The Luton News of 1st March 1904 reported the end of the Chequers: “Evidence showing the unsuitability of this house for licensing purposes was given by Superintendent Tydeman. It was half-a-mile, he said, from the next licensed house and all the cottages between were nearer the other public-houses. The license was not necessary to meet the requirements of the neighbourhood”.

“Dr. Boyes applied for the renewal. He explained that the house held a six-days’ license and ventured to think that, on the evidence adduced, the magistrates would scarcely be guilty of taking away a license which had been in existence for so many years. Last year many such licenses were taken away, but the country seemed to have revolted against those powers. Legislation was impending, and would have been brought before Parliament before that time, but for the illness of Mr. Balfour [prime minister 1902 to 1905]. Compensation was one of the great questions that would be dealt with, and whether it would come from the trade or from the public was an open question. His belief was that the line legislation would take was that the magistrates would be tied down, and would be unable to grant any new licenses for the next five years. Then whatever was done would be by redistribution, and the question of compensation would disappear. The Bench would remember that licenses had been renewed from time to time, and, on the faith of their being renewed, money had been laid out. By the next licensing sessions they were sure to know the result of the legislation now pending, so that it would be hard to take away the license at the present moment”.

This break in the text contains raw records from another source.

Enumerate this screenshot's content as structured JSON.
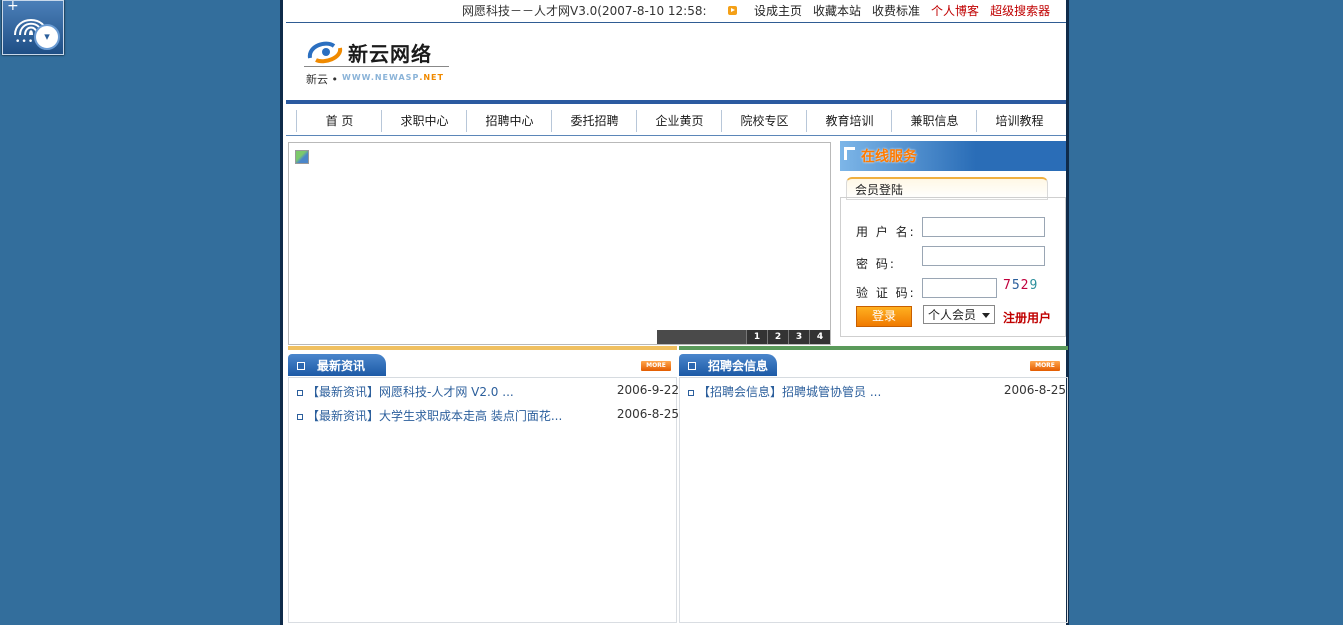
{
  "desktop": {
    "gadget_icon": "fingerprint-gadget-icon",
    "gadget_plus": "+",
    "gadget_dots": "••••",
    "gadget_badge": "▾"
  },
  "topbar": {
    "ticker": "网愿科技－－人才网V3.0(2007-8-10 12:58:",
    "links": [
      "设成主页",
      "收藏本站",
      "收费标准",
      "个人博客",
      "超级搜索器"
    ]
  },
  "logo": {
    "name": "新云网络",
    "sub": "新云 •",
    "url_main": "WWW.NEWASP",
    "url_ext": ".NET"
  },
  "nav": [
    "首  页",
    "求职中心",
    "招聘中心",
    "委托招聘",
    "企业黄页",
    "院校专区",
    "教育培训",
    "兼职信息",
    "培训教程"
  ],
  "banner": {
    "slides": [
      "1",
      "2",
      "3",
      "4"
    ]
  },
  "service": {
    "title": "在线服务",
    "tab": "会员登陆",
    "username_label": "用 户 名:",
    "password_label": "密     码:",
    "captcha_label": "验 证 码:",
    "captcha": [
      "7",
      "5",
      "2",
      "9"
    ],
    "captcha_colors": [
      "#c0003c",
      "#2c5f9c",
      "#c0003c",
      "#2c8f9c"
    ],
    "login_button": "登录",
    "member_type": "个人会员",
    "register": "注册用户"
  },
  "news": {
    "title": "最新资讯",
    "more": "MORE",
    "items": [
      {
        "text": "【最新资讯】网愿科技-人才网 V2.0 ...",
        "date": "2006-9-22"
      },
      {
        "text": "【最新资讯】大学生求职成本走高 装点门面花...",
        "date": "2006-8-25"
      }
    ]
  },
  "fairs": {
    "title": "招聘会信息",
    "more": "MORE",
    "items": [
      {
        "text": "【招聘会信息】招聘城管协管员 ...",
        "date": "2006-8-25"
      }
    ]
  },
  "colors": {
    "desktop_bg": "#336e9c",
    "accent_blue": "#2b5aa0",
    "news_bar": "#f0c060",
    "fairs_bar": "#5a9a5a",
    "link": "#2c5f9c",
    "red": "#c00000",
    "orange": "#ff7a00"
  }
}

“The Chairman said the Bench had visited the house, and they had decided to refuse the renewal”.

“Notice of appeal was given”. Evidently the appeal failed because the public house did close for good

.Chequers Cottage January 2013
Chequers Cottage January 2013

References:

  • PSL6/1: Licensing register: 1876-1901.

List of Licensees: note that this is not a complete list. Italics indicate licensees whose beginning and/or end dates are not known:

1897: James Fendell;
1897-1899: Joseph Smailes;
1899-1900: George Horace Grist;
1900-1904: William Ernest Blake;
Public House closed 1904